* Available records:
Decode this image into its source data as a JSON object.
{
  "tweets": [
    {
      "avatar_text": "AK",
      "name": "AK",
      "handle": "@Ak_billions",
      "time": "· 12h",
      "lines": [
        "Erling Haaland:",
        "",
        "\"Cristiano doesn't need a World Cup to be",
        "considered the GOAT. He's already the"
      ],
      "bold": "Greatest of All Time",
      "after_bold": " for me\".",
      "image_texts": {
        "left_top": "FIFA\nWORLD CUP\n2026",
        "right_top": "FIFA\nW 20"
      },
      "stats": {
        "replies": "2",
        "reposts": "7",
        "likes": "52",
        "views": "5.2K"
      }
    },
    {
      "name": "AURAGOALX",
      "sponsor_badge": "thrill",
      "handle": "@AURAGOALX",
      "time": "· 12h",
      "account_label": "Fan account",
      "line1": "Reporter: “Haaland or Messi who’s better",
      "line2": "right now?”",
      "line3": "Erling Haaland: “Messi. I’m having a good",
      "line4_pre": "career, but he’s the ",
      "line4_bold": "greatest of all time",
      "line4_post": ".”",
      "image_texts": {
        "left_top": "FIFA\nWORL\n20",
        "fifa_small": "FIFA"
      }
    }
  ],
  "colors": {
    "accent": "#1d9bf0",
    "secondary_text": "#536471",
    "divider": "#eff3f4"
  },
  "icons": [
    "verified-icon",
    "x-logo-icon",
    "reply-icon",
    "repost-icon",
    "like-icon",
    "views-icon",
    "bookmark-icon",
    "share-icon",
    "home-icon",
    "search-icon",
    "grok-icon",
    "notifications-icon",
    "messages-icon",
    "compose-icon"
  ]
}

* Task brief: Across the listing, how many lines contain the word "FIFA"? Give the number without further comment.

* Result of this exercise: 4